A month or two ago I read a blog post by an author who was taking the "brave, courageous step" into self-publishing. That made me chuckle. I wanted to post on her blog that there was nothing all that brave or courageous about taking that step—not anymore. Sure, it can be a daring move to turn down a decent contract with a traditional publisher to go totally indie. But it's not really a "brave" move anymore when it's been proven over and over by other authors that it can be a path to success if managed correctly. If thousands of other authors are doing it successfully—and by successfully I mean living off their proceeds—then those who are making the move now are doing so with far more information than many of us had back in 2010 when only a few hardy souls had taken this new path and NO ONE knew how traditional publishers would react to authors who decided to do both. That was truly scary.

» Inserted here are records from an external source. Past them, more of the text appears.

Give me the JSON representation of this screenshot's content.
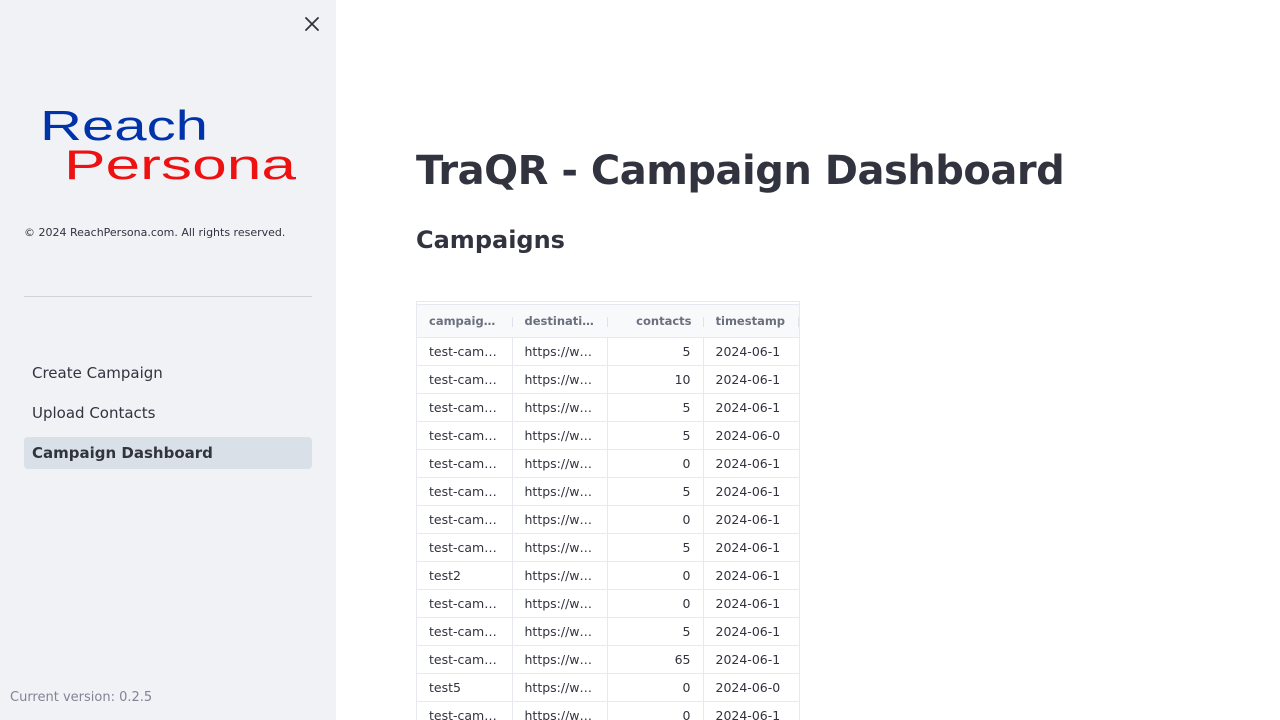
{
  "sidebar": {
    "logo": {
      "line1": "Reach",
      "line2": "Persona",
      "line1_color": "#0033aa",
      "line2_color": "#ee1111"
    },
    "copyright": "© 2024 ReachPersona.com. All rights reserved.",
    "nav": [
      {
        "label": "Create Campaign",
        "active": false
      },
      {
        "label": "Upload Contacts",
        "active": false
      },
      {
        "label": "Campaign Dashboard",
        "active": true
      }
    ],
    "version": "Current version: 0.2.5",
    "close_icon": "close-icon"
  },
  "main": {
    "title": "TraQR - Campaign Dashboard",
    "section": "Campaigns"
  },
  "table": {
    "columns": [
      "campaign_name",
      "destination",
      "contacts",
      "timestamp"
    ],
    "rows": [
      [
        "test-campaign",
        "https://www",
        "5",
        "2024-06-1"
      ],
      [
        "test-campaign",
        "https://www",
        "10",
        "2024-06-1"
      ],
      [
        "test-campaign",
        "https://www",
        "5",
        "2024-06-1"
      ],
      [
        "test-campaign",
        "https://www",
        "5",
        "2024-06-0"
      ],
      [
        "test-campaign",
        "https://www",
        "0",
        "2024-06-1"
      ],
      [
        "test-campaign",
        "https://www",
        "5",
        "2024-06-1"
      ],
      [
        "test-campaign",
        "https://www",
        "0",
        "2024-06-1"
      ],
      [
        "test-campaign",
        "https://www",
        "5",
        "2024-06-1"
      ],
      [
        "test2",
        "https://www",
        "0",
        "2024-06-1"
      ],
      [
        "test-campaign",
        "https://www",
        "0",
        "2024-06-1"
      ],
      [
        "test-campaign",
        "https://www",
        "5",
        "2024-06-1"
      ],
      [
        "test-campaign",
        "https://www",
        "65",
        "2024-06-1"
      ],
      [
        "test5",
        "https://www",
        "0",
        "2024-06-0"
      ],
      [
        "test-campaign",
        "https://www",
        "0",
        "2024-06-1"
      ]
    ]
  }
}
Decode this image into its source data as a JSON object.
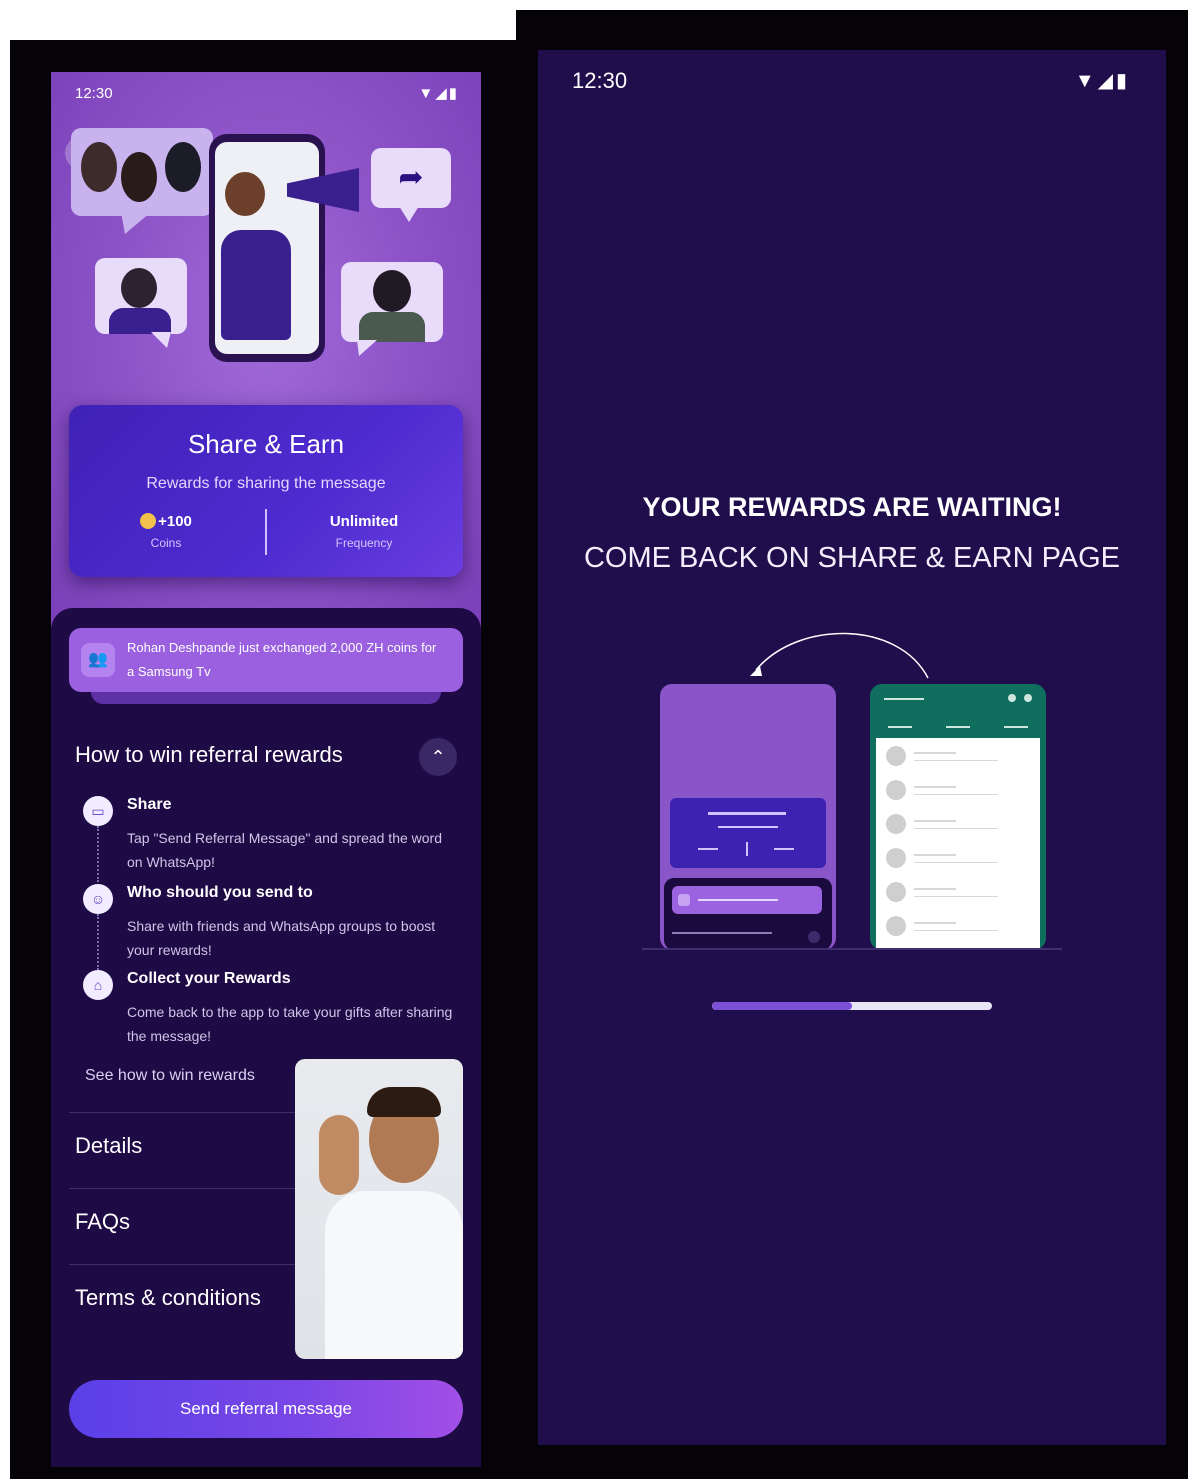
{
  "left_screen": {
    "status_time": "12:30",
    "status_icons": "▼◢▮",
    "card": {
      "title": "Share & Earn",
      "subtitle": "Rewards for sharing the message",
      "coins_value": "+100",
      "coins_label": "Coins",
      "frequency_value": "Unlimited",
      "frequency_label": "Frequency"
    },
    "ticker_text": "Rohan Deshpande just exchanged 2,000 ZH coins for a Samsung Tv",
    "howto_title": "How to win referral rewards",
    "steps": [
      {
        "title": "Share",
        "desc": "Tap \"Send Referral Message\" and spread the word on WhatsApp!"
      },
      {
        "title": "Who should you send to",
        "desc": "Share with friends and WhatsApp groups to boost your rewards!"
      },
      {
        "title": "Collect your Rewards",
        "desc": "Come back to the app to take your gifts after sharing the message!"
      }
    ],
    "see_how": "See how to win rewards",
    "rows": [
      "Details",
      "FAQs",
      "Terms & conditions"
    ],
    "cta": "Send referral message"
  },
  "right_screen": {
    "status_time": "12:30",
    "status_icons": "▼◢▮",
    "headline": "YOUR REWARDS ARE WAITING!",
    "subheadline": "COME BACK ON SHARE & EARN PAGE",
    "progress_fraction": 0.5
  },
  "colors": {
    "accent": "#7b4fd6",
    "background_dark": "#1f0e4b",
    "hero_purple": "#8e55c9",
    "whatsapp_green": "#0f6e5e"
  }
}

At what point does the topic of self-publishing stop being all we talk about as a community? When does it become so much a part of our routine that it stops being "new" or "innovative"? For me, I think it happened sometime this fall when I realized I'm starting to get tired of talking about it. Yes, I said that out loud... I've talked about it a lot and tried to share what I've learned over the last three years. During that time I've self-published 18 books and turned my extremely well-rejected McCarthys of Gansett Island Series into a New York Times bestselling self-published series that has sold well over 1 million ebooks since Maid for Love debuted in 2011. For a long time, I enjoyed sharing what I've learned along the way, but now... I'm getting tired. I'll still talk about it because so many people are interested, and I'm always happy to lend a hand to another author, but... I'm looking forward to the day when self-publishing is as run-of-the-mill as traditional publishing, and it's not that big of a deal anymore.
How long do you think it'll be before we get there?
About the Author
With more than 2 million books sold, Marie Force is the New York Times, USA Today and Wall Street Journal bestselling, award-winning author of 30 contemporary romances. Her New York Times bestselling self-published McCarthys of Gansett Island Series recently recorded its 1 millionth e-book sale since Maid for Love was released in 2011. She is also the author of the New York Times bestselling Fatal Series from Harlequin’s Carina Press, as well as the Treading Water Series and numerous stand-alone books. All You Need is Love, book 1 in her new Green Mountain Series from Berkley Sensation, is out on Feb. 4, 2014. The second book, I Want to Hold Your Hand, will be out in June, and Marie has agreed to a significant deal with Berkley for three more books in the series. In 2014, Marie will have eight mass-market print releases—the first five Fatal Series books from Harlequin and the first three Green Mountain Series books from Berkley. While her husband was in the Navy, Marie lived in Spain, Maryland and Florida, and she is now settled in her home state of Rhode Island. She is the mother of two teenagers and two feisty dogs, Brandy and Louie. Join Marie's mailing list at http://marieforce.com/ for news about new books and other possible appearances in your area. Follow her on Twitter @marieforce and on Facebook at www.facebook.com/MarieForceAuthor/. Join one of Marie's many reader groups by viewing the complete listing at http://marieforce.com/connect/. Contact Marie at firstname.lastname@example.org.